and tiles were removed the same way. The 1881 Census , records him
living at 6 Market Place, Grimsby, with his family, had a domestic
servant (Miss I.J. Phillips) and employed two men in his wine business
and 13 men and two boys in his brick making business.
Henry married Mary Letitia Morley in 1866 (in the District of Glanford Brigg
when he was 21 - no record of marriage yet –apparently they went
to same school). Mary, who also grew up in Barton, was several years older
than Henry, and was baptized there on 1 September 1839. They started what
was to become a large family. Their eldest son John Henry was born in 1867.
Then along came Helen Mary (1870), Frank Morley (1872), George Frederick
(1873), Walter Weston (1876), Isabel May (1877), Alice Letitia (1879),
Margaret (Annie) (1887) and Jessie Morley (1889). Two of their children
died in infancy: Gilbert in 1874 and Wilfred (?). Obviously needing a large
home, they also owned a grand three story private residence called ‘The
Limes’ at (could be 49, 51, 53, 55) Welholme Road, in Grimsby, which
is still there today.
In 1886 when Henry was 41, he sold his brick and tile works at Hoe Hill to
William Blyth . Today, it seems strange walking around the William Blyth
Tileries, as not much has changed since it was first owned by the Henry
Snr and his son. The company still makes bricks and tiles the traditional

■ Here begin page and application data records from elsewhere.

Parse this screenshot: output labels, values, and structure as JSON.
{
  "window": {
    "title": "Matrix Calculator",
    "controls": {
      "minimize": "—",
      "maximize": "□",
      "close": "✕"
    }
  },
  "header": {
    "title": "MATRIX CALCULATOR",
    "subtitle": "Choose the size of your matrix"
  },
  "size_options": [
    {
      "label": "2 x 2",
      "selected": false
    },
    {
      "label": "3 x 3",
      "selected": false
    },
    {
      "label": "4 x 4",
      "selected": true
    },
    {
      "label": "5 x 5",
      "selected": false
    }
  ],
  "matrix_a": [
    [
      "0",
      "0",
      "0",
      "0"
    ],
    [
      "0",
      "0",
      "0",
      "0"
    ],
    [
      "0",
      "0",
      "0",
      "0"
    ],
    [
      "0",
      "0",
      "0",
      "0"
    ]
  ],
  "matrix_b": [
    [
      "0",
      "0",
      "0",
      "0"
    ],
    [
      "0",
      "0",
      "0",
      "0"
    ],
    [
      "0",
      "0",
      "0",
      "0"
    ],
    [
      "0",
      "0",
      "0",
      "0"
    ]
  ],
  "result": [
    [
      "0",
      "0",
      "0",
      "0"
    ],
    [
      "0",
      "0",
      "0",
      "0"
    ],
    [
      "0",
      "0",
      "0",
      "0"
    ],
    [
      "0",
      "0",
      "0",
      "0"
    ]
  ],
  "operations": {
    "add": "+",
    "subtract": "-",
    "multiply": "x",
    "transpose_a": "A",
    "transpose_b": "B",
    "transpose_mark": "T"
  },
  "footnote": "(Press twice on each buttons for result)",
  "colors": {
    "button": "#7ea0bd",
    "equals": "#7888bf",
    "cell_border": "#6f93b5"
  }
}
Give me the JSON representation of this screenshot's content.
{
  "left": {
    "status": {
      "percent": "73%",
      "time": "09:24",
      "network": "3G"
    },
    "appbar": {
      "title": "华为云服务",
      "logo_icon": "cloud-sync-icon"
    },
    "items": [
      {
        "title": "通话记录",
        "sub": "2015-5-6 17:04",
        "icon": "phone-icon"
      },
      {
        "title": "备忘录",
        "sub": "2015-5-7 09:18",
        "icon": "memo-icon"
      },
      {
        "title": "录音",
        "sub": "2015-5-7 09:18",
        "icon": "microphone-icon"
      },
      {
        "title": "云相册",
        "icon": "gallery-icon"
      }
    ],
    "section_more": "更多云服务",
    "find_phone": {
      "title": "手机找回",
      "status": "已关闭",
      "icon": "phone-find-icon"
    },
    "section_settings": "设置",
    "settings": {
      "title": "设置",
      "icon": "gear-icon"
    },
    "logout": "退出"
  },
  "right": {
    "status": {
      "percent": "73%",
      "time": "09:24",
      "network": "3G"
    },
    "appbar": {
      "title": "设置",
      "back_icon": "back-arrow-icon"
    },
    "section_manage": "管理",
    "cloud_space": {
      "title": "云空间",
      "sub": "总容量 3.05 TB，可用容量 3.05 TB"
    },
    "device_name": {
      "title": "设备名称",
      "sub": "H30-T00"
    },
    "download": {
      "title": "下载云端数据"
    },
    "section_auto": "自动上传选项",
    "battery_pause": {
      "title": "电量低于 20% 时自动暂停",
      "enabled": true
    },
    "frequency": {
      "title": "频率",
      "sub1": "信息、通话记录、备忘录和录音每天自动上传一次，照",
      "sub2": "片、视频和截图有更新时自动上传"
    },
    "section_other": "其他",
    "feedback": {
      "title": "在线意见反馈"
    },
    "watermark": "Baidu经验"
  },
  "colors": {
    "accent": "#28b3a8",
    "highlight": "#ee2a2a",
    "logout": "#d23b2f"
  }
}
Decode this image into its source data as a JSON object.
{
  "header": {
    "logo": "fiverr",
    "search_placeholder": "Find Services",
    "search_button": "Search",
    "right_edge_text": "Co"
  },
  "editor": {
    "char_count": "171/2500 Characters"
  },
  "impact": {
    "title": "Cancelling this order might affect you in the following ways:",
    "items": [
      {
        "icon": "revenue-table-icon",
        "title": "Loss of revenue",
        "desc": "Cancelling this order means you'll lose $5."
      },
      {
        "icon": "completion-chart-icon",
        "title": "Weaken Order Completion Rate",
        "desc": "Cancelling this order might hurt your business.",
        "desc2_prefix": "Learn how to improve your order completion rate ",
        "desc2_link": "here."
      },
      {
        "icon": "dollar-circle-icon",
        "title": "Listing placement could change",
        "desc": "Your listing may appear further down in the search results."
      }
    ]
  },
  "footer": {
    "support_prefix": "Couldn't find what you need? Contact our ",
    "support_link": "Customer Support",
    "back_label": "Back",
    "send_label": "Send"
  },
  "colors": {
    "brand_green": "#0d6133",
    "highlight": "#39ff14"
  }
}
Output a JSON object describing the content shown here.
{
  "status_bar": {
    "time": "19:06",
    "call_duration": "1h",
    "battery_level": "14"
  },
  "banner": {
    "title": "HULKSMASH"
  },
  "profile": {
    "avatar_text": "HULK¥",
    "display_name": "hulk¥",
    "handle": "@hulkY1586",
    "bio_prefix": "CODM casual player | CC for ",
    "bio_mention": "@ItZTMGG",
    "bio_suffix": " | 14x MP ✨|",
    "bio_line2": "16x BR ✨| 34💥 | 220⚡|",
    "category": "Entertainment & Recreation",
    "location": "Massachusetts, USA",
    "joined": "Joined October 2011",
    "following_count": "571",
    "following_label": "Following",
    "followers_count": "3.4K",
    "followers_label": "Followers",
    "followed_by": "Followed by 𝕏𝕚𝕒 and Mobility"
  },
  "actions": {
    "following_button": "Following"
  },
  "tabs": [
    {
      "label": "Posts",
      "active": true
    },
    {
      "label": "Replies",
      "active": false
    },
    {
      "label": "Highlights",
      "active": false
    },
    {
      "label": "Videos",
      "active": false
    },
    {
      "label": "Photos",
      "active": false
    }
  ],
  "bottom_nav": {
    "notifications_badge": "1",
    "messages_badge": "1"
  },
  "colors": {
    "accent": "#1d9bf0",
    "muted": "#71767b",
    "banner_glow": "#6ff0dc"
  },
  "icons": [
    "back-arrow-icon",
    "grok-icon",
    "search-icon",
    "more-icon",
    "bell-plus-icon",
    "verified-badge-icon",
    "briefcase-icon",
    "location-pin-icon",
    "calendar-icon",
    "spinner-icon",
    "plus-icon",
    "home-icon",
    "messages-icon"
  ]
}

way, using old-style arched kilns, drying yards and no modern technology.
The land is flat and hard, with a heavy clay soil.

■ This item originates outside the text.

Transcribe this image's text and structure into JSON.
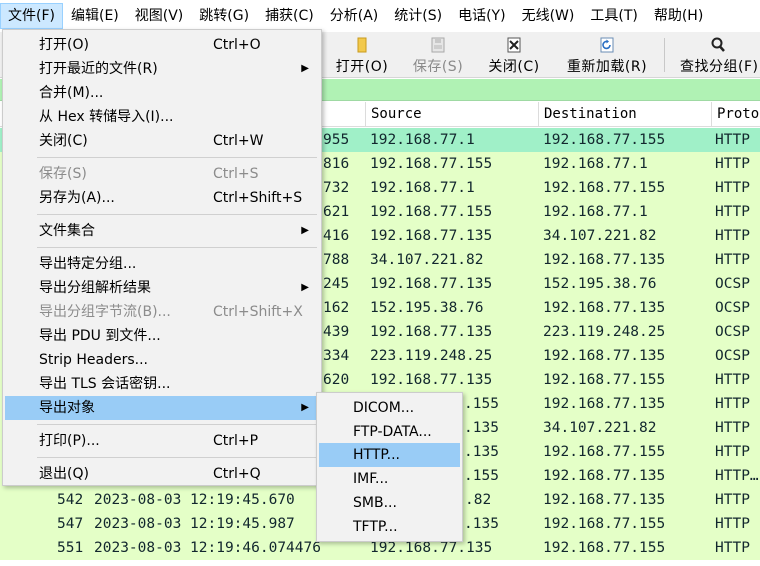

Walking over the site, you can still imagine workmen hauling the coal from
the ships in the mid-1800s, building open kilns over the soft bricks, firing
them up, then loading the hardened bricks and tiles back onto ships for nearby

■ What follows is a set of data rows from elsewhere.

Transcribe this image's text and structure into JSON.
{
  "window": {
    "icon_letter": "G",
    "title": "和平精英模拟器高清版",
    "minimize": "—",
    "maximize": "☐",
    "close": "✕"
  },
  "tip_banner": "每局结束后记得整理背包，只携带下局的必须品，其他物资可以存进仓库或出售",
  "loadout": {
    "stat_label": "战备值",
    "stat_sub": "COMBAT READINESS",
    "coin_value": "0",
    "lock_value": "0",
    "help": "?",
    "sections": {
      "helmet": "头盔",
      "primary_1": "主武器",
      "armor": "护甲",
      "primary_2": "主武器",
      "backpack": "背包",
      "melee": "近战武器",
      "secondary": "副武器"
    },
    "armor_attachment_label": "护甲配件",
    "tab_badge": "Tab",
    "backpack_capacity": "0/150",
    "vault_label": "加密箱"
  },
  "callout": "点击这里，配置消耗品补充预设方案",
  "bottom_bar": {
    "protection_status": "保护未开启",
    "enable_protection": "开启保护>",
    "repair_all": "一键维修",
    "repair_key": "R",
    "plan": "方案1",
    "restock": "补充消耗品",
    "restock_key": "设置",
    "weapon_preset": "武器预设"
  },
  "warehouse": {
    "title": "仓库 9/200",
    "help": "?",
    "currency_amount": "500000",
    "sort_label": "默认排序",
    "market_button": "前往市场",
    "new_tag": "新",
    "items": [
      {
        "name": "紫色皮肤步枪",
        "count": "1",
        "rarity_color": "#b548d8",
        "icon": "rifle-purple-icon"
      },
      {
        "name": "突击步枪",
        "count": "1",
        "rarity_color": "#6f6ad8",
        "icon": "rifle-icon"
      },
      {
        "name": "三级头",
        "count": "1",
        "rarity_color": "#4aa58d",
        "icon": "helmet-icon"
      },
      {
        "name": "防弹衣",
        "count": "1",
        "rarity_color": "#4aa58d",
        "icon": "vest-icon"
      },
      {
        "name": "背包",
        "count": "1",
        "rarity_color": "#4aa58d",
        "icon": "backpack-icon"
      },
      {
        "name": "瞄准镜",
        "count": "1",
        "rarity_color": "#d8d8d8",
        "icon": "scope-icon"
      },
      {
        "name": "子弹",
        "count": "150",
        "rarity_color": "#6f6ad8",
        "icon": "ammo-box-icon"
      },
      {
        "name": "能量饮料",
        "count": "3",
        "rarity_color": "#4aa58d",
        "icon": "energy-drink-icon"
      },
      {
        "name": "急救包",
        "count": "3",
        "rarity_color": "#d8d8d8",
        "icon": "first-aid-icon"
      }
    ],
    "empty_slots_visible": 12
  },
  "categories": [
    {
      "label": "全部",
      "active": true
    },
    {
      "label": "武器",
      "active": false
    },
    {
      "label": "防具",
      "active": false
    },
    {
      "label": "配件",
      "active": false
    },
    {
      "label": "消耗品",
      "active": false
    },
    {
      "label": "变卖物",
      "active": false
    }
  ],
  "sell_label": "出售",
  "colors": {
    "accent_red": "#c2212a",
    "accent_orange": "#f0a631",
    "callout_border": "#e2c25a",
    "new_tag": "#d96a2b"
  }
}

markets along the coast. The large, wide Humber river stretches for kilometres
to the over side at Kingston. The old, red brick buildings of William Blyth
Tileries, like the brick making technique itself, haven’t changed in
over 150 years.
In April 1891 Census for Barton , Henry (44) is recorded as being at their
Barton brickyard with daughter Mary (20), Frank (19) an articled law clerk,
and daughter Jessie (6), with Sarah Fryer, a domestic servant. Other brickmakers
and their families are also living at the site including the Espin family
(4), Thompson family (4), Hare family (5), Hedley family (5) and Davidson
family (3). Some were farm labourers and one a captain of a sloop.
Later in 1891, after Henry’s wife Mary had died aged 50, he started to
make plans for his children’s future. His eldest son John, who had by
now married Louisa Tong and with two young children, took over the wine and
spirit business in Grimsby. John was also listed as ‘a wine, spirit,
ale, porter and stout merchant’ in the 1892 trade directory and would
later be registered as ‘proprietor of the Golden Ray scotch whiskey and
invalid port’ at 5 & 6 Old Market Road, Great Grimsby. Like most
eldest boys then, he inherited the family business.
George Frederick, interested in the labour call to join the burgeoning colony
of Victoria, was assisted by Henry with a ticket to immigrate to Australia
in the early 1890s, possibly 1891, to take up work with the Chaffey Brothers,
who were developing a vast irrigation project for farming in the Mildura
region. He was the first to leave home at 17.
The attraction of a new life in another British colony, and the promise of
opportunities for his children, must have been strong, particularly after
the death of his wife of 25 years to ‘cancer of the gall bladder
and peritonitis’. So in July 1895, Henry, aged 48, and his seven
children, sailed to Western Australia aboard the Orizaba, saying goodbye
to his remaining family. The Public Record Office of Victoria lists the
children’s names and ages on the voyage as Walter (20), Mary (24),
Jessie (10), Isabel (17), Frank (23), Annie (13) and Alice (16).
Henry settled in Perth and helped his children to become established in their
careers, particularly the boys, who took up farming properties in the Maddington
and York districts. He probably lived with his son Walter at their family
house at 15 Kelvin Road (Henry’s address is listed as ‘Maddington’ the
Post Office Directory between years 1908-12 and he’s mentioned as ‘farmer’)
until 1914. At some stage, he moved to live in Sydney, where he died on
6 August 1927, aged 82, and is buried at the Congregational Cemetery, Woronara.